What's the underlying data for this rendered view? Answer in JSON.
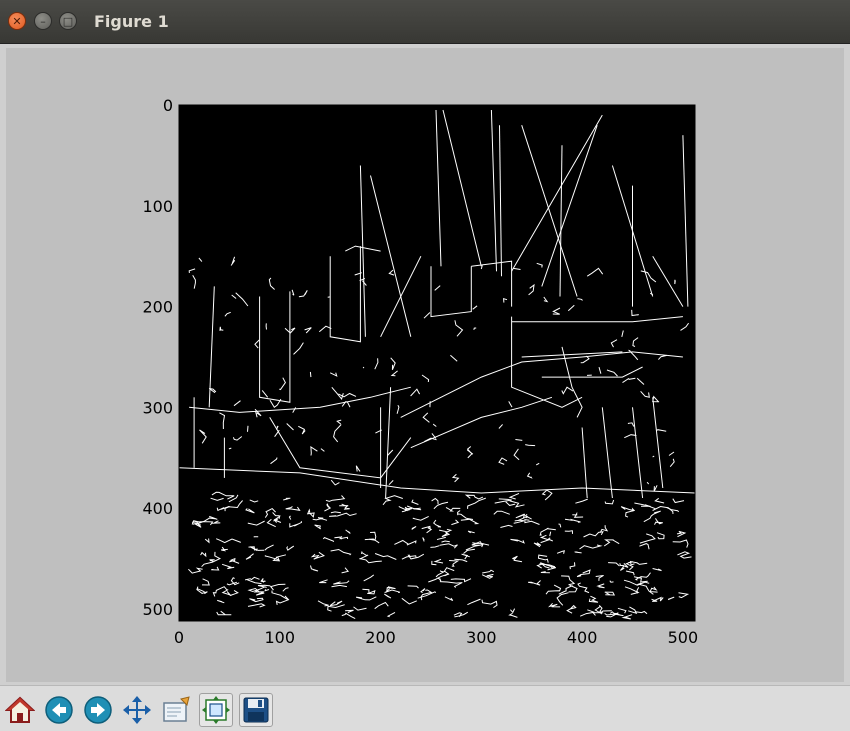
{
  "window": {
    "title": "Figure 1",
    "buttons": [
      "close",
      "minimize",
      "maximize"
    ]
  },
  "toolbar": {
    "tools": [
      {
        "name": "home-button",
        "icon": "home-icon"
      },
      {
        "name": "back-button",
        "icon": "back-arrow-icon"
      },
      {
        "name": "forward-button",
        "icon": "forward-arrow-icon"
      },
      {
        "name": "pan-button",
        "icon": "pan-arrows-icon"
      },
      {
        "name": "zoom-button",
        "icon": "zoom-rect-icon"
      },
      {
        "name": "subplots-button",
        "icon": "subplots-config-icon"
      },
      {
        "name": "save-button",
        "icon": "floppy-disk-icon"
      }
    ]
  },
  "chart_data": {
    "type": "image",
    "description_of_content": "",
    "xlim": [
      0,
      512
    ],
    "ylim": [
      512,
      0
    ],
    "x_ticks": [
      0,
      100,
      200,
      300,
      400,
      500
    ],
    "y_ticks": [
      0,
      100,
      200,
      300,
      400,
      500
    ],
    "colors": {
      "background": "#000000",
      "edges": "#ffffff",
      "figure_bg": "#bfbfbf"
    }
  }
}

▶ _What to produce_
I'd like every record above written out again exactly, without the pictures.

▶ _Answer section_
What's the underlying data for this rendered view? Answer in JSON.
{
  "window": {
    "title": "Figure 1",
    "buttons": [
      "close",
      "minimize",
      "maximize"
    ]
  },
  "toolbar": {
    "tools": [
      {
        "name": "home-button",
        "icon": "home-icon"
      },
      {
        "name": "back-button",
        "icon": "back-arrow-icon"
      },
      {
        "name": "forward-button",
        "icon": "forward-arrow-icon"
      },
      {
        "name": "pan-button",
        "icon": "pan-arrows-icon"
      },
      {
        "name": "zoom-button",
        "icon": "zoom-rect-icon"
      },
      {
        "name": "subplots-button",
        "icon": "subplots-config-icon"
      },
      {
        "name": "save-button",
        "icon": "floppy-disk-icon"
      }
    ]
  },
  "chart_data": {
    "type": "image",
    "description_of_content": "",
    "xlim": [
      0,
      512
    ],
    "ylim": [
      512,
      0
    ],
    "x_ticks": [
      0,
      100,
      200,
      300,
      400,
      500
    ],
    "y_ticks": [
      0,
      100,
      200,
      300,
      400,
      500
    ],
    "colors": {
      "background": "#000000",
      "edges": "#ffffff",
      "figure_bg": "#bfbfbf"
    }
  }
}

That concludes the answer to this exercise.